} gpio_cfg_t;

 

 

I've used the following pin assignment:

This results into this setup code:

 

gpio_cfg_t rs = {PORT_0, PIN_6, GPIO_FUNC_OUT, GPIO_PAD_NONE};
gpio_cfg_t enable = {PORT_0, PIN_7, GPIO_FUNC_OUT, GPIO_PAD_NONE};
gpio_cfg_t d0 = {PORT_0, PIN_2, GPIO_FUNC_OUT, GPIO_PAD_NONE};
gpio_cfg_t d1 = {PORT_0, PIN_3, GPIO_FUNC_OUT, GPIO_PAD_NONE};
gpio_cfg_t d2 = {PORT_0, PIN_4, GPIO_FUNC_OUT, GPIO_PAD_NONE};
gpio_cfg_t d3 = {PORT_0, PIN_5, GPIO_FUNC_OUT, GPIO_PAD_NONE};

lcdInit(&rs, &enable, &d0, &d1, &d2, &d3);

 

The next step is to start up the display:

 

lcdBegin(16,2, 0);

 

From then on, you can start sending commands.

 

const char sLine0[] =  "MAXIM MAX32660  \0";
const char sLine1[] =  "Hello, world!   \0";
lcdSetCursor(0, 0);            // move to the beginning of the first line
lcdPrint(sLine0);
lcdSetCursor(0, 1);            // move to the beginning of the second line
lcdPrint(sLine1);

 

Improvements

 

The MAX32660 has a PWM enabled pin, P0_3. I'm using it here for the data line d1, but if you move that to one of the other free gpio pins, you can dim the backlight from firmware.

 

I've made a naive loop for the microsecond timer.
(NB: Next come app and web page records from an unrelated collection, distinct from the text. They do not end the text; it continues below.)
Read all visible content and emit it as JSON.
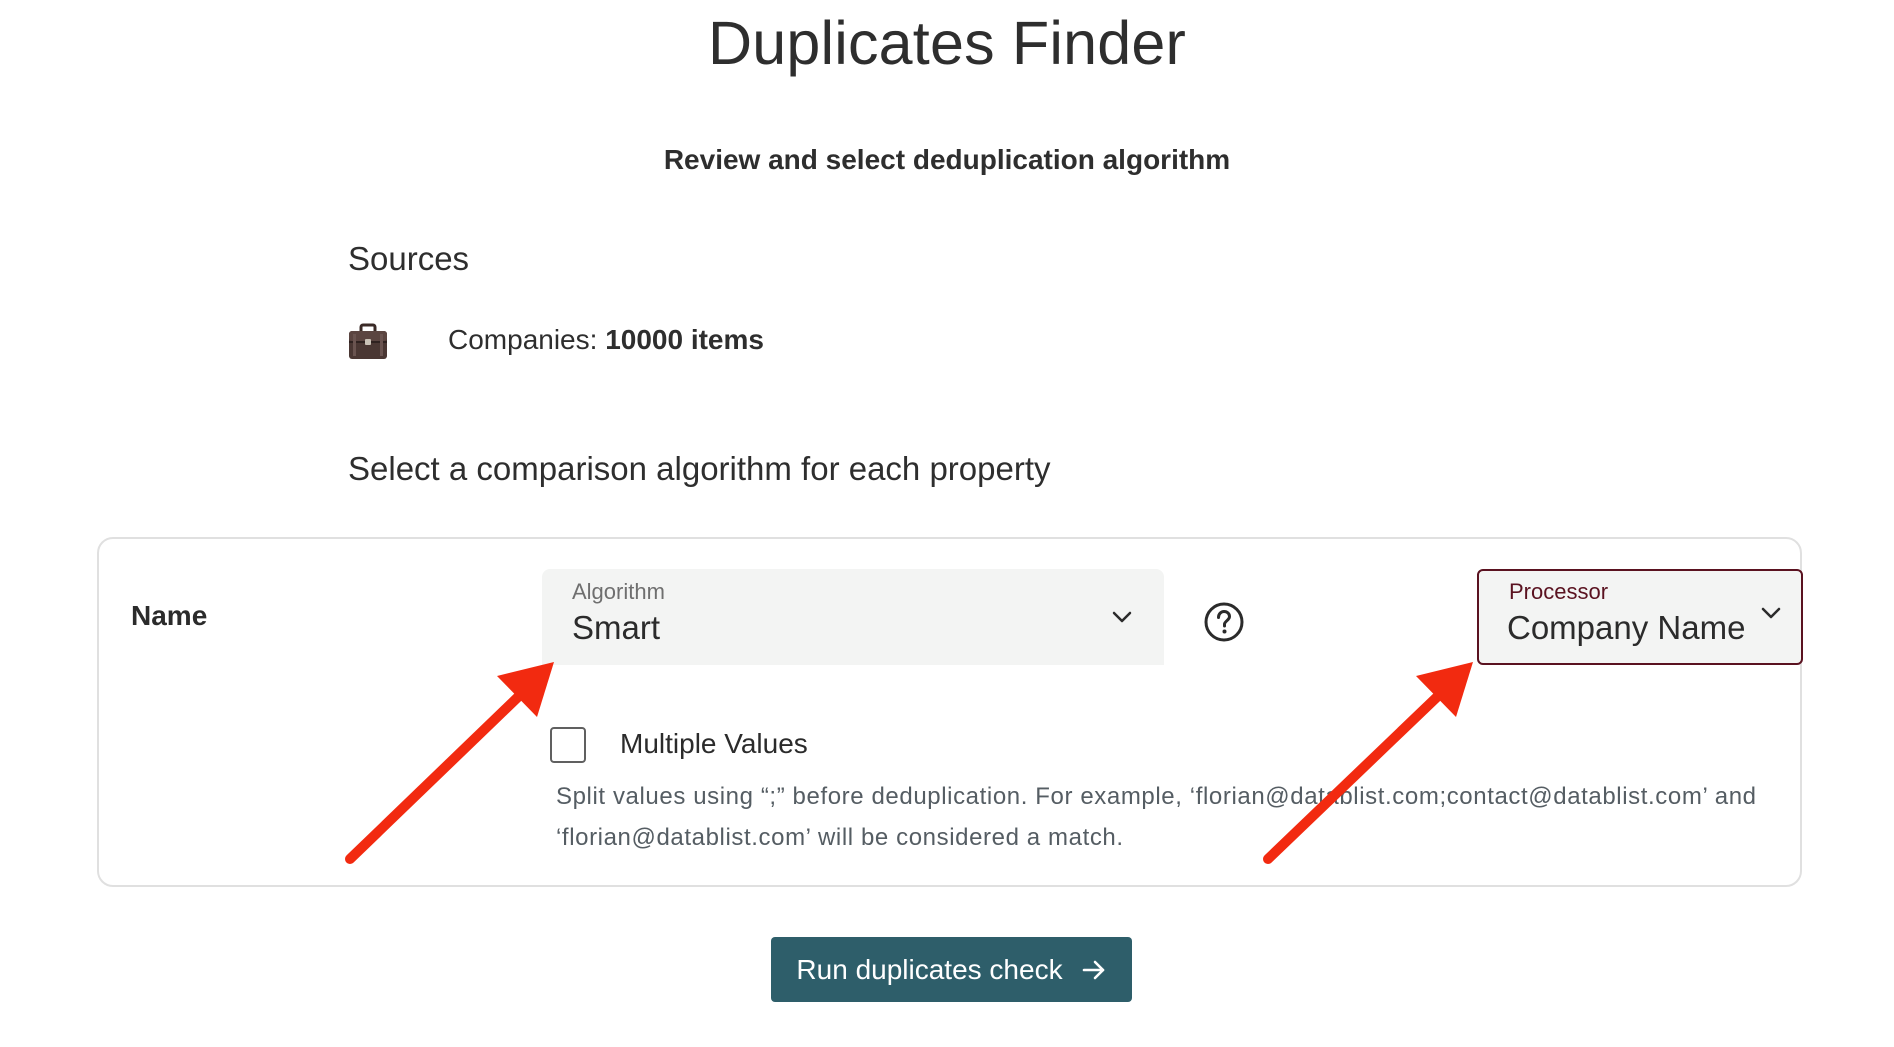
{
  "page": {
    "title": "Duplicates Finder",
    "subtitle": "Review and select deduplication algorithm"
  },
  "sources": {
    "title": "Sources",
    "items": [
      {
        "icon": "briefcase-icon",
        "label": "Companies: ",
        "count": "10000 items"
      }
    ]
  },
  "algorithm_section": {
    "title": "Select a comparison algorithm for each property"
  },
  "property": {
    "name": "Name",
    "algorithm": {
      "label": "Algorithm",
      "value": "Smart"
    },
    "processor": {
      "label": "Processor",
      "value": "Company Name",
      "border_color": "#5a1220"
    },
    "multiple_values": {
      "label": "Multiple Values",
      "checked": false,
      "help_line1": "Split values using “;” before deduplication. For example, ‘florian@datablist.com;contact@datablist.com’ and",
      "help_line2": "‘florian@datablist.com’ will be considered a match."
    }
  },
  "actions": {
    "run_label": "Run duplicates check",
    "run_color": "#2e5e6a"
  },
  "annotations": {
    "arrow_color": "#f22a10"
  }
}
It's depending on the clock frequency

 

void lcdDelayMicroSeconds(uint32_t us) {

    /* Demonstrates the TMR driver delay */
    //    TMR_Delay(MXC_TMR0, USEC(us), NULL); // todo check if this is µsec or msec
    uint32_t i = 0;
    for( i=0; i < us * 4; i++) {
        asm(" nop");
    }
}

 

If you uncomment line 4 and comment line 5 -> 8, the controller uses one of the internal timers.

(It's timer 0. If you want to use PWM for the dimmer, then use one of the two other timers).

 

The data pins are configured at each data exchange. Not needed. You can configure them in either IcdInit() or lcdBegin().

 

I've made a _GPIO_OutPut() function for debug purposes.

If you plan to use the library and don't like this, just replace any call from _GPIO_OutPut() to GPIO_OutPut().

That will call the default Maxim function.

You can also use the macros from michaelkellett.

 

I haven't ported the full Arduino API. But all low level functions are available.

If you need something I haven't ported, just copy from the Arduino lib. The rework should be low.

 

For completeness: the capture of the startup sequence:

 

 

Enjoy!

 

part 1: IDE install and Build First Example
part 2: Mod the PCB for Power Measurement
part 3: Power Measurement
part 4a: Low Power Sensor design - Barometer Hardware
part 4b: Low Power Sensor design - Barometer i2c and Init
part 4c: Low Power Sensor design - Barometer, Not Yet Power Optimised
part 5: FreeRTOS Example
side note A: C++ Eclipse Project
side note B: Create a Release Configuration
part 6: Driver LIB for a 16 x 2 LCD